The data below should be printed in full, exactly, and without any of its images.

------------------------------------

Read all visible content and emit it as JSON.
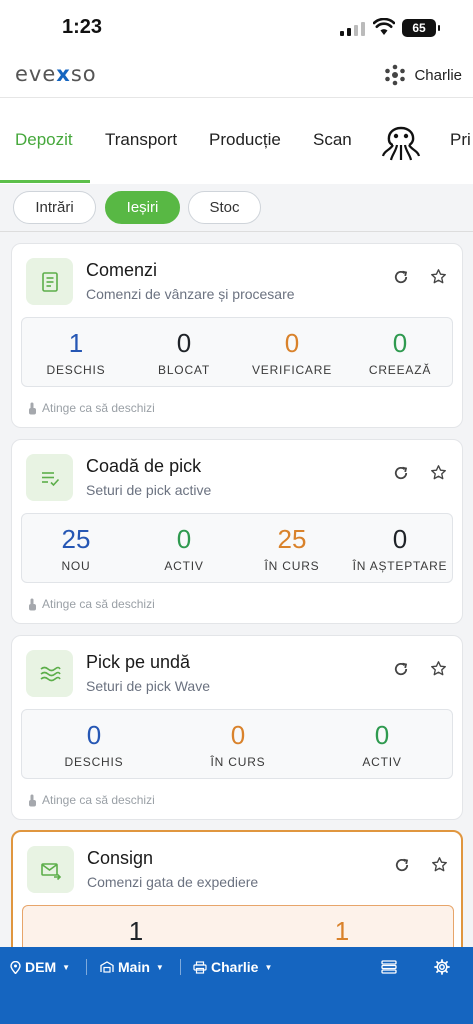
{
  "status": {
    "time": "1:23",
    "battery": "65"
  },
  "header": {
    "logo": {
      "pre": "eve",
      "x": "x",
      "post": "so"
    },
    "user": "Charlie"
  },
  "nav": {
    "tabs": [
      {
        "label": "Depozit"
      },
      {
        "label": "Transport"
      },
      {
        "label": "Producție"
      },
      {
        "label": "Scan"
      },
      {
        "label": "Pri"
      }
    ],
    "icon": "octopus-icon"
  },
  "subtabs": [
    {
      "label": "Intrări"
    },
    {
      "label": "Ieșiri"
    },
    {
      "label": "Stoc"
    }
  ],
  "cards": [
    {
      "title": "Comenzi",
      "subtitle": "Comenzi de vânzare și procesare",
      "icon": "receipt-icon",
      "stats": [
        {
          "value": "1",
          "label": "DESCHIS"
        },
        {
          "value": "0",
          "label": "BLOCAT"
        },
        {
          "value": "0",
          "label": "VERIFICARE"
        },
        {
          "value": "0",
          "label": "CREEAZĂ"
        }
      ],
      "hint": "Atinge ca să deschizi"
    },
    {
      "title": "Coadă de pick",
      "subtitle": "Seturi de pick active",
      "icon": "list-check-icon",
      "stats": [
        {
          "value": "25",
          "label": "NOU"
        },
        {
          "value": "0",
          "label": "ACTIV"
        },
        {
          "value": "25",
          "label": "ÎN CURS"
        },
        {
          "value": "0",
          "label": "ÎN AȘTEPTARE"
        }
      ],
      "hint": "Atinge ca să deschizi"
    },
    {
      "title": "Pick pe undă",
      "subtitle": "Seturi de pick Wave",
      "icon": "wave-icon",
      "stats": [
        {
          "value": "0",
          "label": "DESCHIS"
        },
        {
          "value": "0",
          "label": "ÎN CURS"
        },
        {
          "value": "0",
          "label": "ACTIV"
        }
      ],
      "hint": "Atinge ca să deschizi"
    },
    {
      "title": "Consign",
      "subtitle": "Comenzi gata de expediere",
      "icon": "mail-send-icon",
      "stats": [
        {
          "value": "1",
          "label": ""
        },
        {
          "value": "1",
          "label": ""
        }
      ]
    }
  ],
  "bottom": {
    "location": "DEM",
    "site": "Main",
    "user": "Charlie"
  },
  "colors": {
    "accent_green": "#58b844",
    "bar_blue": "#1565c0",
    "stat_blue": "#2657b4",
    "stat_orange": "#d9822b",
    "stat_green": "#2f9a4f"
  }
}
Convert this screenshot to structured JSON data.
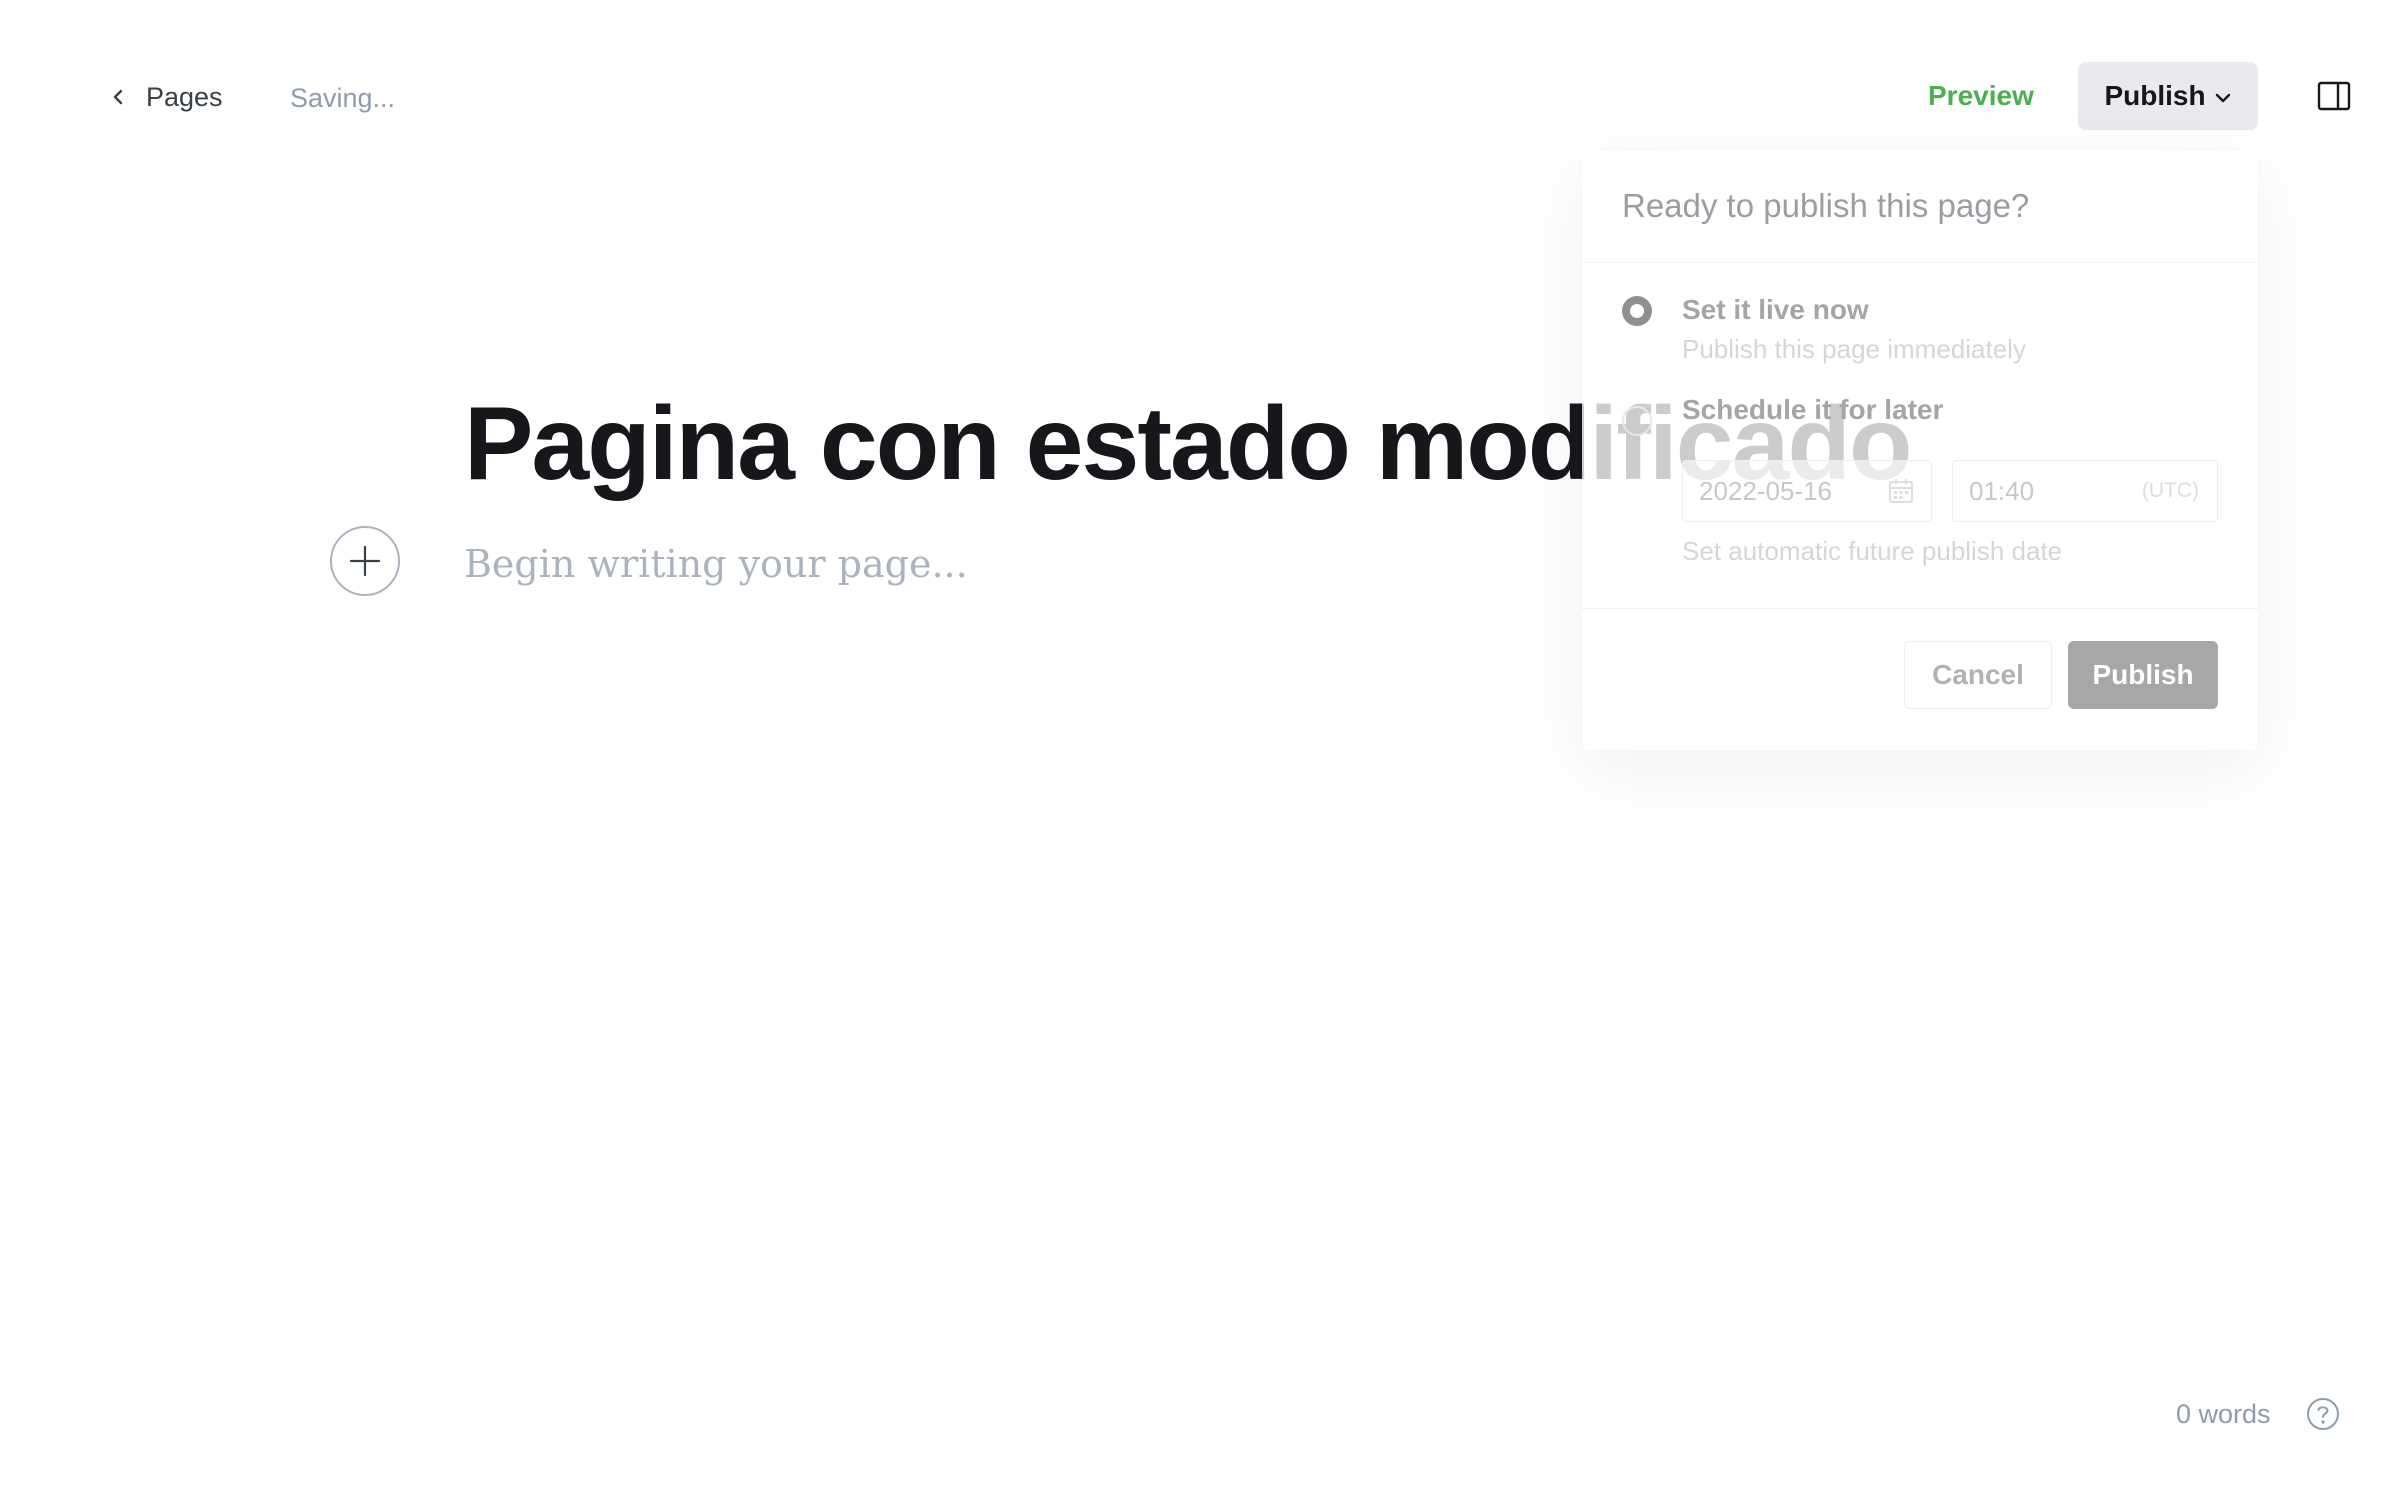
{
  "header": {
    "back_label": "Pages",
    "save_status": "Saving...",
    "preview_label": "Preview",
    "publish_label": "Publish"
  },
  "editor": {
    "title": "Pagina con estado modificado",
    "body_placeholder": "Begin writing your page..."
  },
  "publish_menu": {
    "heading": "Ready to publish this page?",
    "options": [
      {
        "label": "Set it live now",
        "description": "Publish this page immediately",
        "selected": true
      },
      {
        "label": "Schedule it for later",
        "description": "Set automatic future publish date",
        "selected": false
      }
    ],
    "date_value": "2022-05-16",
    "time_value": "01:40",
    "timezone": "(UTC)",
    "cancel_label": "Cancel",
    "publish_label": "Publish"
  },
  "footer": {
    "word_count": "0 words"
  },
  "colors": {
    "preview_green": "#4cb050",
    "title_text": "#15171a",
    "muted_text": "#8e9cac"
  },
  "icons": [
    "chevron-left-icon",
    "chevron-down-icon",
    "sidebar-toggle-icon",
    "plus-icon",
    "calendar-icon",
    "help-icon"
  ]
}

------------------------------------

RESULT OF THE TASK:
Read all visible content and emit it as JSON.
{
  "status": {
    "time": "1:23",
    "battery": "65"
  },
  "header": {
    "logo": {
      "pre": "eve",
      "x": "x",
      "post": "so"
    },
    "user": "Charlie"
  },
  "nav": {
    "tabs": [
      {
        "label": "Depozit"
      },
      {
        "label": "Transport"
      },
      {
        "label": "Producție"
      },
      {
        "label": "Scan"
      },
      {
        "label": "Pri"
      }
    ],
    "icon": "octopus-icon"
  },
  "subtabs": [
    {
      "label": "Intrări"
    },
    {
      "label": "Ieșiri"
    },
    {
      "label": "Stoc"
    }
  ],
  "cards": [
    {
      "title": "Comenzi",
      "subtitle": "Comenzi de vânzare și procesare",
      "icon": "receipt-icon",
      "stats": [
        {
          "value": "1",
          "label": "DESCHIS"
        },
        {
          "value": "0",
          "label": "BLOCAT"
        },
        {
          "value": "0",
          "label": "VERIFICARE"
        },
        {
          "value": "0",
          "label": "CREEAZĂ"
        }
      ],
      "hint": "Atinge ca să deschizi"
    },
    {
      "title": "Coadă de pick",
      "subtitle": "Seturi de pick active",
      "icon": "list-check-icon",
      "stats": [
        {
          "value": "25",
          "label": "NOU"
        },
        {
          "value": "0",
          "label": "ACTIV"
        },
        {
          "value": "25",
          "label": "ÎN CURS"
        },
        {
          "value": "0",
          "label": "ÎN AȘTEPTARE"
        }
      ],
      "hint": "Atinge ca să deschizi"
    },
    {
      "title": "Pick pe undă",
      "subtitle": "Seturi de pick Wave",
      "icon": "wave-icon",
      "stats": [
        {
          "value": "0",
          "label": "DESCHIS"
        },
        {
          "value": "0",
          "label": "ÎN CURS"
        },
        {
          "value": "0",
          "label": "ACTIV"
        }
      ],
      "hint": "Atinge ca să deschizi"
    },
    {
      "title": "Consign",
      "subtitle": "Comenzi gata de expediere",
      "icon": "mail-send-icon",
      "stats": [
        {
          "value": "1",
          "label": ""
        },
        {
          "value": "1",
          "label": ""
        }
      ]
    }
  ],
  "bottom": {
    "location": "DEM",
    "site": "Main",
    "user": "Charlie"
  },
  "colors": {
    "accent_green": "#58b844",
    "bar_blue": "#1565c0",
    "stat_blue": "#2657b4",
    "stat_orange": "#d9822b",
    "stat_green": "#2f9a4f"
  }
}
Convert this screenshot to structured JSON data.
{
  "header": {
    "back_label": "Pages",
    "save_status": "Saving...",
    "preview_label": "Preview",
    "publish_label": "Publish"
  },
  "editor": {
    "title": "Pagina con estado modificado",
    "body_placeholder": "Begin writing your page..."
  },
  "publish_menu": {
    "heading": "Ready to publish this page?",
    "options": [
      {
        "label": "Set it live now",
        "description": "Publish this page immediately",
        "selected": true
      },
      {
        "label": "Schedule it for later",
        "description": "Set automatic future publish date",
        "selected": false
      }
    ],
    "date_value": "2022-05-16",
    "time_value": "01:40",
    "timezone": "(UTC)",
    "cancel_label": "Cancel",
    "publish_label": "Publish"
  },
  "footer": {
    "word_count": "0 words"
  },
  "colors": {
    "preview_green": "#4cb050",
    "title_text": "#15171a",
    "muted_text": "#8e9cac"
  },
  "icons": [
    "chevron-left-icon",
    "chevron-down-icon",
    "sidebar-toggle-icon",
    "plus-icon",
    "calendar-icon",
    "help-icon"
  ]
}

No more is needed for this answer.